So what holds us back from believing? Undoubtedly: our preconceived notions about the nature of reality, whether they’re theologically, scientifically, or just plain culturally mediated. A theological straitjacket is no better than a materialistic straitjacket. Either way, God remains elusive. Even for Jesus! “He could not do any miracles there, except lay his hands on a few sick people and heal them. He was amazed at their lack of faith.” (Mark 6:5,6)

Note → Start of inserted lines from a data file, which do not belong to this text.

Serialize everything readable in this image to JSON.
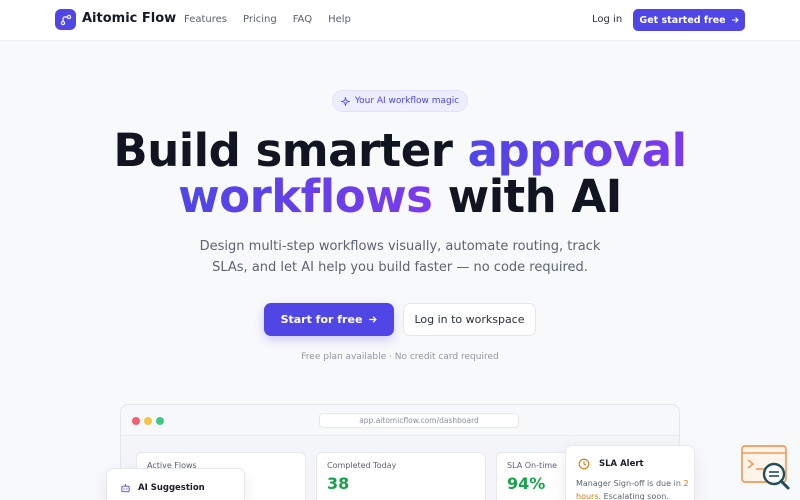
{
  "nav": {
    "brand": "Aitomic Flow",
    "links": [
      "Features",
      "Pricing",
      "FAQ",
      "Help"
    ],
    "login": "Log in",
    "cta": "Get started free"
  },
  "hero": {
    "badge": "Your AI workflow magic",
    "headline_part1": "Build smarter ",
    "headline_accent1": "approval",
    "headline_accent2": "workflows",
    "headline_part2": " with AI",
    "subhead": "Design multi-step workflows visually, automate routing, track SLAs, and let AI help you build faster — no code required.",
    "primary_cta": "Start for free",
    "secondary_cta": "Log in to workspace",
    "fineprint": "Free plan available · No credit card required"
  },
  "dashboard": {
    "url": "app.aitomicflow.com/dashboard",
    "cards": [
      {
        "label": "Active Flows",
        "value": ""
      },
      {
        "label": "Completed Today",
        "value": "38"
      },
      {
        "label": "SLA On-time",
        "value": "94%"
      }
    ],
    "ai_suggestion": {
      "title": "AI Suggestion"
    },
    "sla_alert": {
      "title": "SLA Alert",
      "text_before": "Manager Sign-off is due in ",
      "text_highlight": "2 hours",
      "text_after": ". Escalating soon."
    }
  },
  "colors": {
    "accent": "#4f46e5",
    "accent_alt": "#7c3aed",
    "success": "#16a34a",
    "warning": "#d97706"
  },
  "icons": {
    "logo": "flow-nodes-icon",
    "badge": "sparkle-icon",
    "arrow": "arrow-right-icon",
    "ai": "bot-icon",
    "alert": "clock-icon"
  }
}
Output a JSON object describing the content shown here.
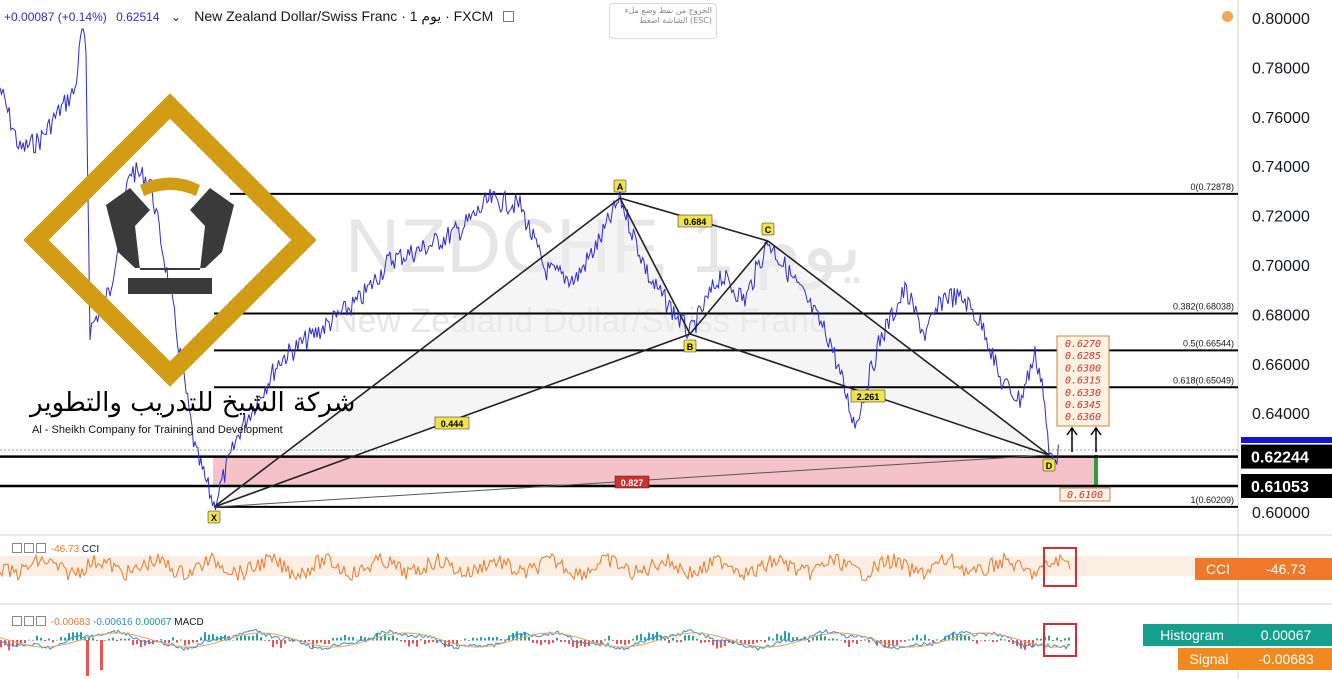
{
  "header": {
    "change": "+0.00087 (+0.14%)",
    "last": "0.62514",
    "symbol": "New Zealand Dollar/Swiss Franc · 1 يوم · FXCM"
  },
  "esc_tip": "الخروج من نمط وضع ملء الشاشة اضغط (ESC)",
  "watermark": {
    "ticker": "NZDCHF, 1 يوم",
    "name": "New Zealand Dollar/Swiss Franc"
  },
  "logo": {
    "arabic": "شركة الشيخ للتدريب والتطوير",
    "english": "Al - Sheikh Company for Training and Development"
  },
  "colors": {
    "price_line": "#2a2ae0",
    "cci": "#f0782a",
    "macd": "#2a8ef0",
    "signal": "#f0a050",
    "zone": "#f4b7bf",
    "logo_gold": "#d29c14"
  },
  "chart_data": {
    "type": "line",
    "ylim": [
      0.593,
      0.805
    ],
    "y_ticks": [
      "0.80000",
      "0.78000",
      "0.76000",
      "0.74000",
      "0.72000",
      "0.70000",
      "0.68000",
      "0.66000",
      "0.64000",
      "0.62000",
      "0.60000"
    ],
    "y_tick_values": [
      0.8,
      0.78,
      0.76,
      0.74,
      0.72,
      0.7,
      0.68,
      0.66,
      0.64,
      0.62,
      0.6
    ],
    "price_labels": [
      {
        "text": "0.62244",
        "value": 0.62244
      },
      {
        "text": "0.61053",
        "value": 0.61053
      }
    ],
    "fib_levels": [
      {
        "label": "0(0.72878)",
        "value": 0.72878
      },
      {
        "label": "0.382(0.68038)",
        "value": 0.68038
      },
      {
        "label": "0.5(0.66544)",
        "value": 0.66544
      },
      {
        "label": "0.618(0.65049)",
        "value": 0.65049
      },
      {
        "label": "1(0.60209)",
        "value": 0.60209
      }
    ],
    "pattern_points": [
      {
        "name": "X",
        "value": 0.6021
      },
      {
        "name": "A",
        "value": 0.7286
      },
      {
        "name": "B",
        "value": 0.672
      },
      {
        "name": "C",
        "value": 0.71
      },
      {
        "name": "D",
        "value": 0.6224
      }
    ],
    "ratios": [
      "0.684",
      "0.444",
      "2.261",
      "0.827"
    ],
    "target_box": [
      "0.6270",
      "0.6285",
      "0.6300",
      "0.6315",
      "0.6330",
      "0.6345",
      "0.6360"
    ],
    "stop_label": "0.6100",
    "indicators": {
      "cci": {
        "name": "CCI",
        "value": "-46.73",
        "header_value": "-46.73"
      },
      "macd": {
        "name": "MACD",
        "header_values": [
          "-0.00683",
          "-0.00616",
          "0.00067"
        ],
        "histogram_label": "Histogram",
        "histogram_value": "0.00067",
        "signal_label": "Signal",
        "signal_value": "-0.00683"
      }
    }
  }
}
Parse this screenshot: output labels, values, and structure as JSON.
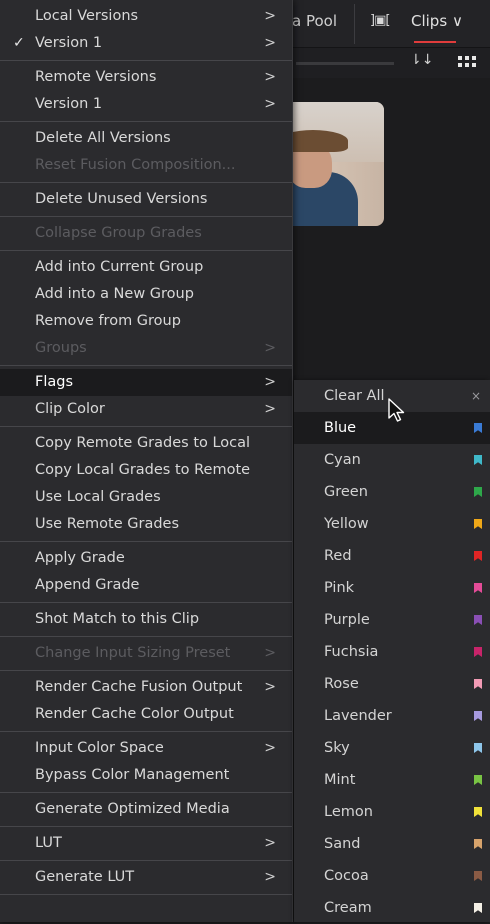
{
  "background": {
    "pool_tab": "a Pool",
    "clips_dropdown": "Clips",
    "icons": [
      "viewer-toggle-icon",
      "sort-icon",
      "grid-view-icon",
      "chevron-down-icon"
    ],
    "accent_color": "#e03c3c"
  },
  "menu": {
    "sections": [
      [
        {
          "label": "Local Versions",
          "submenu": true
        },
        {
          "label": "Version 1",
          "submenu": true,
          "checked": true
        }
      ],
      [
        {
          "label": "Remote Versions",
          "submenu": true
        },
        {
          "label": "Version 1",
          "submenu": true
        }
      ],
      [
        {
          "label": "Delete All Versions"
        },
        {
          "label": "Reset Fusion Composition...",
          "disabled": true
        }
      ],
      [
        {
          "label": "Delete Unused Versions"
        }
      ],
      [
        {
          "label": "Collapse Group Grades",
          "disabled": true
        }
      ],
      [
        {
          "label": "Add into Current Group"
        },
        {
          "label": "Add into a New Group"
        },
        {
          "label": "Remove from Group"
        },
        {
          "label": "Groups",
          "submenu": true,
          "disabled": true
        }
      ],
      [
        {
          "label": "Flags",
          "submenu": true,
          "active": true
        },
        {
          "label": "Clip Color",
          "submenu": true
        }
      ],
      [
        {
          "label": "Copy Remote Grades to Local"
        },
        {
          "label": "Copy Local Grades to Remote"
        },
        {
          "label": "Use Local Grades"
        },
        {
          "label": "Use Remote Grades"
        }
      ],
      [
        {
          "label": "Apply Grade"
        },
        {
          "label": "Append Grade"
        }
      ],
      [
        {
          "label": "Shot Match to this Clip"
        }
      ],
      [
        {
          "label": "Change Input Sizing Preset",
          "submenu": true,
          "disabled": true
        }
      ],
      [
        {
          "label": "Render Cache Fusion Output",
          "submenu": true
        },
        {
          "label": "Render Cache Color Output"
        }
      ],
      [
        {
          "label": "Input Color Space",
          "submenu": true
        },
        {
          "label": "Bypass Color Management"
        }
      ],
      [
        {
          "label": "Generate Optimized Media"
        }
      ],
      [
        {
          "label": "LUT",
          "submenu": true
        }
      ],
      [
        {
          "label": "Generate LUT",
          "submenu": true
        }
      ]
    ],
    "submenu_arrow": ">",
    "check_mark": "✓"
  },
  "flags_submenu": {
    "clear_all": "Clear All",
    "close_glyph": "×",
    "items": [
      {
        "label": "Blue",
        "color": "#3a7bd5",
        "selected": true
      },
      {
        "label": "Cyan",
        "color": "#3fb8c9"
      },
      {
        "label": "Green",
        "color": "#2ea84a"
      },
      {
        "label": "Yellow",
        "color": "#f0a818"
      },
      {
        "label": "Red",
        "color": "#e02525"
      },
      {
        "label": "Pink",
        "color": "#e44c98"
      },
      {
        "label": "Purple",
        "color": "#8a4fb5"
      },
      {
        "label": "Fuchsia",
        "color": "#c8246a"
      },
      {
        "label": "Rose",
        "color": "#f29bb5"
      },
      {
        "label": "Lavender",
        "color": "#a79adf"
      },
      {
        "label": "Sky",
        "color": "#8ec6ea"
      },
      {
        "label": "Mint",
        "color": "#79c444"
      },
      {
        "label": "Lemon",
        "color": "#f1e23a"
      },
      {
        "label": "Sand",
        "color": "#d7a36c"
      },
      {
        "label": "Cocoa",
        "color": "#8a5b45"
      },
      {
        "label": "Cream",
        "color": "#f4f0e6"
      }
    ]
  }
}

Truly believing is easier said than done. I spent most of the first 35 years of my life seeking after this knowing—desperately wanting real knowledge, not just faith. Things did not go as I planned. I became very sick (Lyme disease was among my diagnoses) and very depressed. The struggle between faith and doubt reached a breaking point, and all my faith drained out—and, with it, all my investment in any religion, let alone a specific one. But my despair lasted only for a moment. The world has become more and more magical ever since. God is both more real and more mysterious to me than ever before. Letting go of my theological preconceptions paved the way for God to truly appear to me. Now, joy of all joys, I am finding great meaning and truth in my own Christian faith tradition! Who could have ever predicted this?
What do you need to let go of? Or loosen your grip on? What leap do you need to make? Crack open the rusty hinges of your mind. Look around and begin to wonder. Look for evidence in your life that you are being guided. And imagine. Imagine that what I’m saying is true. Imagine that your life has great purpose, that you are here for a reason, and that you are known and dearly loved—even when you’re not aware of it. Wouldn’t that be awesome?
Wake up! “Taste and see that the Lord is good.” (Psalm 34:8)